Task to complete
Reproduce the listing below character for character; drop every image.

==================================================

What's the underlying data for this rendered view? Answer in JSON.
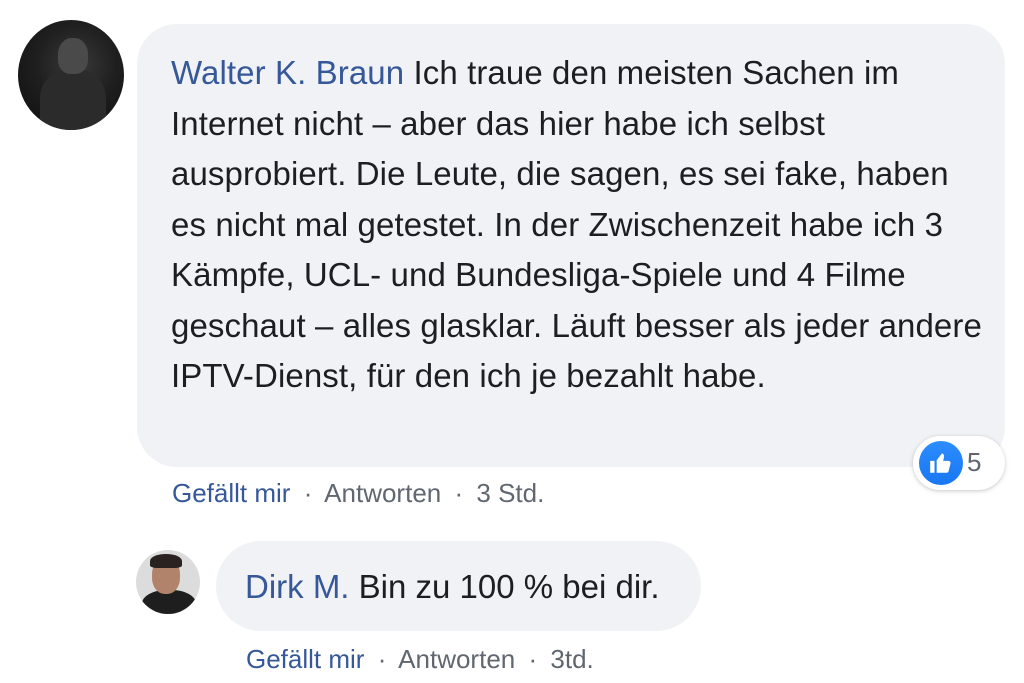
{
  "main_comment": {
    "author": "Walter K. Braun",
    "text": "Ich traue den meisten Sachen im Internet nicht – aber das hier habe ich selbst ausprobiert. Die Leute, die sagen, es sei fake, haben es nicht mal getestet. In der Zwischenzeit habe ich 3 Kämpfe, UCL- und Bundesliga-Spiele und 4 Filme geschaut – alles glasklar. Läuft besser als jeder andere IPTV-Dienst, für den ich je bezahlt habe.",
    "reaction_count": "5",
    "actions": {
      "like_label": "Gefällt mir",
      "reply_label": "Antworten",
      "separator": "·",
      "timestamp": "3 Std."
    }
  },
  "reply": {
    "author": "Dirk M.",
    "text": "Bin zu 100 % bei dir.",
    "actions": {
      "like_label": "Gefällt mir",
      "reply_label": "Antworten",
      "separator": "·",
      "timestamp": "3td."
    }
  },
  "icons": {
    "reaction": "like-thumbs-up-icon"
  },
  "colors": {
    "author_link": "#365899",
    "bubble_background": "#f0f2f5",
    "like_blue": "#1877f2",
    "meta_text": "#606770"
  }
}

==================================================

Answer below
What's the underlying data for this rendered view? Answer in JSON.
{
  "main_comment": {
    "author": "Walter K. Braun",
    "text": "Ich traue den meisten Sachen im Internet nicht – aber das hier habe ich selbst ausprobiert. Die Leute, die sagen, es sei fake, haben es nicht mal getestet. In der Zwischenzeit habe ich 3 Kämpfe, UCL- und Bundesliga-Spiele und 4 Filme geschaut – alles glasklar. Läuft besser als jeder andere IPTV-Dienst, für den ich je bezahlt habe.",
    "reaction_count": "5",
    "actions": {
      "like_label": "Gefällt mir",
      "reply_label": "Antworten",
      "separator": "·",
      "timestamp": "3 Std."
    }
  },
  "reply": {
    "author": "Dirk M.",
    "text": "Bin zu 100 % bei dir.",
    "actions": {
      "like_label": "Gefällt mir",
      "reply_label": "Antworten",
      "separator": "·",
      "timestamp": "3td."
    }
  },
  "icons": {
    "reaction": "like-thumbs-up-icon"
  },
  "colors": {
    "author_link": "#365899",
    "bubble_background": "#f0f2f5",
    "like_blue": "#1877f2",
    "meta_text": "#606770"
  }
}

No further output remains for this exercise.